According to Vox, the term "fridging" was coined by comic book writer Gail Simone in 1999 after she noticed how frequently a female character would be killed, usually in a horrific manner, solely to give a male character the chance to become a hero. Simone specifically noted an instance in which a female character in the "Green Lantern" comic was killed and stuffed into a refrigerator for her boyfriend to find, which then propelled him on his journey of heroism. The "Woman in Refrigerator" trope is sadly all too common in "Criminal Minds."

As Redditor u/roselighters recently noted on the platform, there have been several instances where the "Criminal Minds" writers resorted to fridging. Perhaps one of the most remembered times was the death of Aaron "Hotch" Hotchner's (Thomas Gibson) ex-wife Haley in Season 5. Few fans could forget watching as serial killer Goerge Foyet shot and killed Haley (Meredith Monroe) while he forced Hotch to listen over the phone. The fridging comes into play because the death of Haley prompts Hotch — who was previously a relatively absent father — to grow into the father he needed to be. Hotch's heroic transformation even results in him giving up his career to protect his son.

After Hotch's ex was fridged, Rossi's met the same fate

If that had been the lone act of fridging in the series, fans may have been willing to overlook or accept. However, as stated in the Reddit post, the show's writers pulled out the trope again in Season 7. This time, the victim was David Rossi's (Joe Mantegna) first wife, Carolyn (Isabella Hofmann). 

Unseen before the seventh season, Carolyn is introduced to viewers when she reaches out to Rossi to inform him that she has amyotrophic lateral sclerosis, ALS, and is near death. She then asks him to help her end her life. When he refuses, Carolyn takes matters into her own hands and overdoses on pills, dying with Rossi by her side. 

While the death didn't send Rossi on a hero's journey, it did provide the character a heartfelt storyline that helped viewers come to know him better. The fridging trope still applies here, as there were certainly other ways to explore Rossi's personal life without killing off his first wife as quickly as she was introduced.

Even Spencer Reid's love interest was fridged

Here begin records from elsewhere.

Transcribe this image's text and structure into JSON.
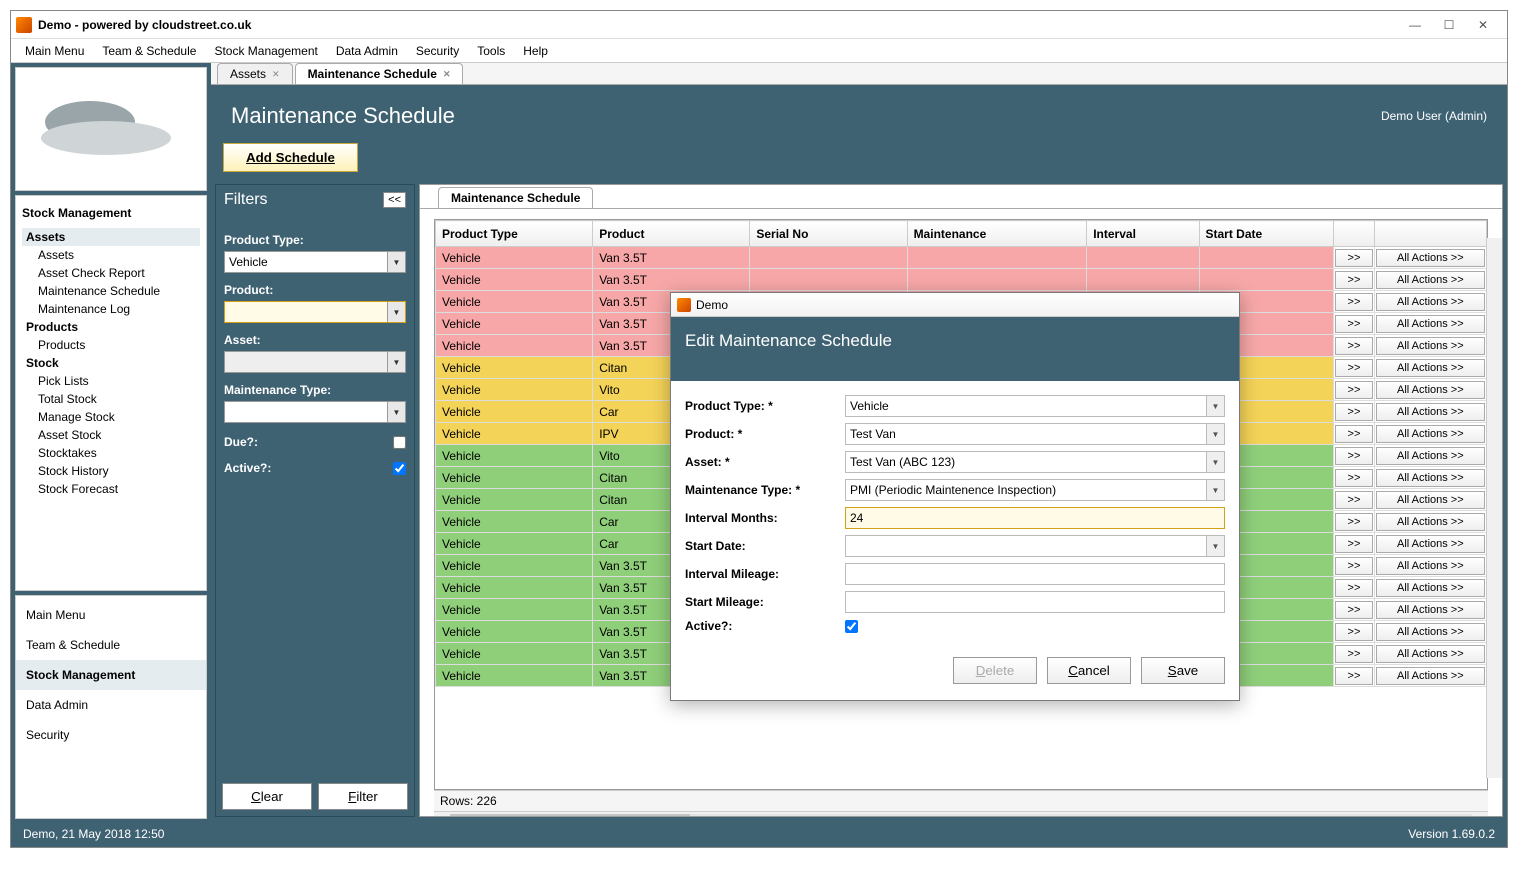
{
  "window": {
    "title": "Demo - powered by cloudstreet.co.uk"
  },
  "menubar": [
    "Main Menu",
    "Team & Schedule",
    "Stock Management",
    "Data Admin",
    "Security",
    "Tools",
    "Help"
  ],
  "sidebar": {
    "title": "Stock Management",
    "tree": [
      {
        "label": "Assets",
        "header": true,
        "selected": true
      },
      {
        "label": "Assets"
      },
      {
        "label": "Asset Check Report"
      },
      {
        "label": "Maintenance Schedule"
      },
      {
        "label": "Maintenance Log"
      },
      {
        "label": "Products",
        "header": true
      },
      {
        "label": "Products"
      },
      {
        "label": "Stock",
        "header": true
      },
      {
        "label": "Pick Lists"
      },
      {
        "label": "Total Stock"
      },
      {
        "label": "Manage Stock"
      },
      {
        "label": "Asset Stock"
      },
      {
        "label": "Stocktakes"
      },
      {
        "label": "Stock History"
      },
      {
        "label": "Stock Forecast"
      }
    ],
    "nav": [
      {
        "label": "Main Menu"
      },
      {
        "label": "Team & Schedule"
      },
      {
        "label": "Stock Management",
        "active": true
      },
      {
        "label": "Data Admin"
      },
      {
        "label": "Security"
      }
    ]
  },
  "tabs": [
    {
      "label": "Assets",
      "active": false
    },
    {
      "label": "Maintenance Schedule",
      "active": true
    }
  ],
  "doc": {
    "title": "Maintenance Schedule",
    "user": "Demo User (Admin)",
    "addBtn": "Add Schedule"
  },
  "filters": {
    "title": "Filters",
    "collapse": "<<",
    "productTypeLabel": "Product Type:",
    "productTypeValue": "Vehicle",
    "productLabel": "Product:",
    "productValue": "",
    "assetLabel": "Asset:",
    "assetValue": "",
    "maintTypeLabel": "Maintenance Type:",
    "maintTypeValue": "",
    "dueLabel": "Due?:",
    "activeLabel": "Active?:",
    "clear": "Clear",
    "filter": "Filter"
  },
  "grid": {
    "tabLabel": "Maintenance Schedule",
    "headers": [
      "Product Type",
      "Product",
      "Serial No",
      "Maintenance",
      "Interval",
      "Start Date",
      "",
      ""
    ],
    "moreBtn": ">>",
    "actionsBtn": "All Actions >>",
    "rowsLabel": "Rows: 226",
    "rows": [
      {
        "c": "red",
        "pt": "Vehicle",
        "p": "Van 3.5T"
      },
      {
        "c": "red",
        "pt": "Vehicle",
        "p": "Van 3.5T"
      },
      {
        "c": "red",
        "pt": "Vehicle",
        "p": "Van 3.5T"
      },
      {
        "c": "red",
        "pt": "Vehicle",
        "p": "Van 3.5T"
      },
      {
        "c": "red",
        "pt": "Vehicle",
        "p": "Van 3.5T"
      },
      {
        "c": "gold",
        "pt": "Vehicle",
        "p": "Citan"
      },
      {
        "c": "gold",
        "pt": "Vehicle",
        "p": "Vito"
      },
      {
        "c": "gold",
        "pt": "Vehicle",
        "p": "Car"
      },
      {
        "c": "gold",
        "pt": "Vehicle",
        "p": "IPV"
      },
      {
        "c": "green",
        "pt": "Vehicle",
        "p": "Vito"
      },
      {
        "c": "green",
        "pt": "Vehicle",
        "p": "Citan"
      },
      {
        "c": "green",
        "pt": "Vehicle",
        "p": "Citan"
      },
      {
        "c": "green",
        "pt": "Vehicle",
        "p": "Car"
      },
      {
        "c": "green",
        "pt": "Vehicle",
        "p": "Car"
      },
      {
        "c": "green",
        "pt": "Vehicle",
        "p": "Van 3.5T"
      },
      {
        "c": "green",
        "pt": "Vehicle",
        "p": "Van 3.5T"
      },
      {
        "c": "green",
        "pt": "Vehicle",
        "p": "Van 3.5T"
      },
      {
        "c": "green",
        "pt": "Vehicle",
        "p": "Van 3.5T"
      },
      {
        "c": "green",
        "pt": "Vehicle",
        "p": "Van 3.5T"
      },
      {
        "c": "green",
        "pt": "Vehicle",
        "p": "Van 3.5T"
      }
    ]
  },
  "dialog": {
    "title": "Demo",
    "header": "Edit Maintenance Schedule",
    "fields": {
      "productTypeLabel": "Product Type: *",
      "productTypeValue": "Vehicle",
      "productLabel": "Product: *",
      "productValue": "Test Van",
      "assetLabel": "Asset: *",
      "assetValue": "Test Van (ABC 123)",
      "maintTypeLabel": "Maintenance Type: *",
      "maintTypeValue": "PMI (Periodic Maintenence Inspection)",
      "intervalMonthsLabel": "Interval Months:",
      "intervalMonthsValue": "24",
      "startDateLabel": "Start Date:",
      "startDateValue": "",
      "intervalMileageLabel": "Interval Mileage:",
      "intervalMileageValue": "",
      "startMileageLabel": "Start Mileage:",
      "startMileageValue": "",
      "activeLabel": "Active?:"
    },
    "buttons": {
      "delete": "Delete",
      "cancel": "Cancel",
      "save": "Save"
    }
  },
  "statusbar": {
    "left": "Demo, 21 May 2018 12:50",
    "right": "Version 1.69.0.2"
  }
}
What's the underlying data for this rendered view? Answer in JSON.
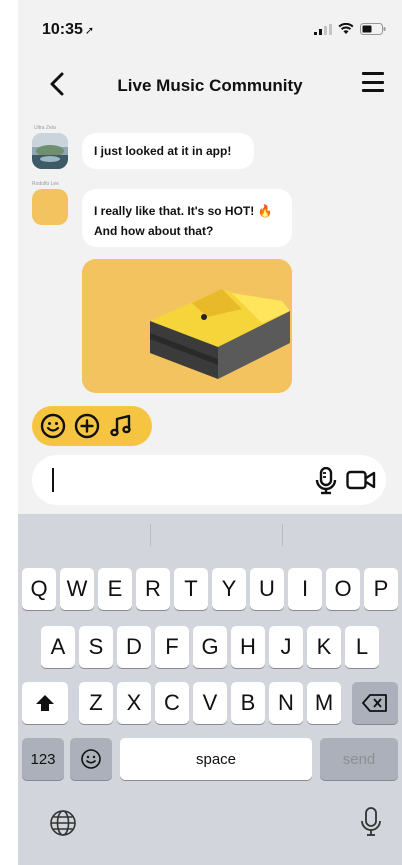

In Season 8, fridging is trotted out again. During the early episodes of the season, Spencer Reid began communicating with a woman named Maeve (Beth Riesgraf), who is mostly homebound due to someone stalking her. As their phone relationship continues, Reid begins to fall in love with Maeve despite never meeting in person. Shortly after they finally meet face to face, Maeve is abducted and killed by her stalker, leaving Reid inconsolable. Much like with Rossi, the fridging here is done to provide an emotional arc for Reid, an arc that could have derived from something other than killing his love interest.

In the Reddit post, u/roselighters admits that while the fridging on "Criminal Minds" is not a deal-breaker, the repeated use of the trope is bothersome. For a rather small team, the majority of the BAU's men have had a love interest killed solely to give the men a challenging heartbreak to overcome, and those women deserved better.